─── Material to process ───

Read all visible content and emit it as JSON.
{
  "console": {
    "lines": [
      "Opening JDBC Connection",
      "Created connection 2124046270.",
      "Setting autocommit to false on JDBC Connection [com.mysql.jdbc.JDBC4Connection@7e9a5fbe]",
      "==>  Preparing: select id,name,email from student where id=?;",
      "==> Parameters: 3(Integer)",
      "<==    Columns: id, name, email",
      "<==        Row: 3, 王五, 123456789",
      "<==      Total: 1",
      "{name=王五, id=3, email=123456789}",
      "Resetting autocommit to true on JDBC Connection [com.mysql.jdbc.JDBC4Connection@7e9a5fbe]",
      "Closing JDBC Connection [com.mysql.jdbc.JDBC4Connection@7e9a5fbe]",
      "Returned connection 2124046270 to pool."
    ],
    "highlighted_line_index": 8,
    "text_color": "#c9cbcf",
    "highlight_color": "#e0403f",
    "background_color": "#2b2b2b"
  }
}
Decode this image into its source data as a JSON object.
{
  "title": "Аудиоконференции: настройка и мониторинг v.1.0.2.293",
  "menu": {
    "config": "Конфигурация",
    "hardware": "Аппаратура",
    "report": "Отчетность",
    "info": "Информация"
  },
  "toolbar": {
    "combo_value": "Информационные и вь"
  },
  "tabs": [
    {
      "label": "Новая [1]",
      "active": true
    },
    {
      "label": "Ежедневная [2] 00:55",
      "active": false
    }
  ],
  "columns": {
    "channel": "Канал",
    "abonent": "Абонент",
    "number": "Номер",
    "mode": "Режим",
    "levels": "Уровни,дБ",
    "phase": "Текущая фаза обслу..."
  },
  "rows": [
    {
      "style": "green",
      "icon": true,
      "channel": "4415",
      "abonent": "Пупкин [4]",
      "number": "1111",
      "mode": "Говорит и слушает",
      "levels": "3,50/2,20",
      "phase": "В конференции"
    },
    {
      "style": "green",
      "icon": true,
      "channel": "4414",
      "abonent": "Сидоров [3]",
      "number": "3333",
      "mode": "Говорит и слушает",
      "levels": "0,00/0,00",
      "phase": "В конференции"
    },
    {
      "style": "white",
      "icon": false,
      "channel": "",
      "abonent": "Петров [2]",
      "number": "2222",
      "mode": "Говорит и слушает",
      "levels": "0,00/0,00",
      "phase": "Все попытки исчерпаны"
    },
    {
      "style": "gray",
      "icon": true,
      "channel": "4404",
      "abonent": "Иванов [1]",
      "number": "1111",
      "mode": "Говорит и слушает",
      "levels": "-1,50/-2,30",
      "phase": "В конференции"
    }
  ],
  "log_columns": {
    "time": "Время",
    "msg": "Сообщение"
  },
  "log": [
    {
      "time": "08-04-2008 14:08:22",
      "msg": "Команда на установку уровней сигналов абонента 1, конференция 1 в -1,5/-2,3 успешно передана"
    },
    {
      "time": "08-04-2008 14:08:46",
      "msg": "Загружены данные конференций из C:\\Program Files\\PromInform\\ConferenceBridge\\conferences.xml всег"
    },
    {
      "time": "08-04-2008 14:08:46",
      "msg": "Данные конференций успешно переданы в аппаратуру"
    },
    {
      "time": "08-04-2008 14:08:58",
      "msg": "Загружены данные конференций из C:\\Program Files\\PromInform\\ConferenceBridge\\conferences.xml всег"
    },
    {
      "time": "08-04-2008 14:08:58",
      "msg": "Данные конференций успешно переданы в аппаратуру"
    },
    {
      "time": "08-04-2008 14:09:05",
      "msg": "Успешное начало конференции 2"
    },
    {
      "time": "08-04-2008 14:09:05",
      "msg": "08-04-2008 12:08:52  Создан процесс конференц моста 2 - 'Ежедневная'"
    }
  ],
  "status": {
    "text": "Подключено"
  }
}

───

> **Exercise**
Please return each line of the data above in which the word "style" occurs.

> **Expected output**
      "style": "green",
      "style": "green",
      "style": "white",
      "style": "gray",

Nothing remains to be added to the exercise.